■ **YOUR INSTRUCTIONS**
Number of lines with "alignment" in the data: give that figure by itself.

■ **GIVEN RECORDS**
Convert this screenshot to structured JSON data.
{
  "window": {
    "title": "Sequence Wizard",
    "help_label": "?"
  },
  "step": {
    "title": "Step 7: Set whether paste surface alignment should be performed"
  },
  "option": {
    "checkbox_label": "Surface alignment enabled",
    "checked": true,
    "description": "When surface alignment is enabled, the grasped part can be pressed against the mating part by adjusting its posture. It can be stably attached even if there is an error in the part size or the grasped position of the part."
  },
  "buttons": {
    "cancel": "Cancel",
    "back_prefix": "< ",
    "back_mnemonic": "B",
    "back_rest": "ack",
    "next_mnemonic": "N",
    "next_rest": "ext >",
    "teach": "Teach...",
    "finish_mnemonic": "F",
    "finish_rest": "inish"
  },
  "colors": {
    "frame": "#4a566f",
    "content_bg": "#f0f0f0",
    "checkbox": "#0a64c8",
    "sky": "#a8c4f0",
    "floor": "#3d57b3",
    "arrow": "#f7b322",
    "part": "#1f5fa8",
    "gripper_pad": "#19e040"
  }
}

■ **WRITTEN REPLY**
3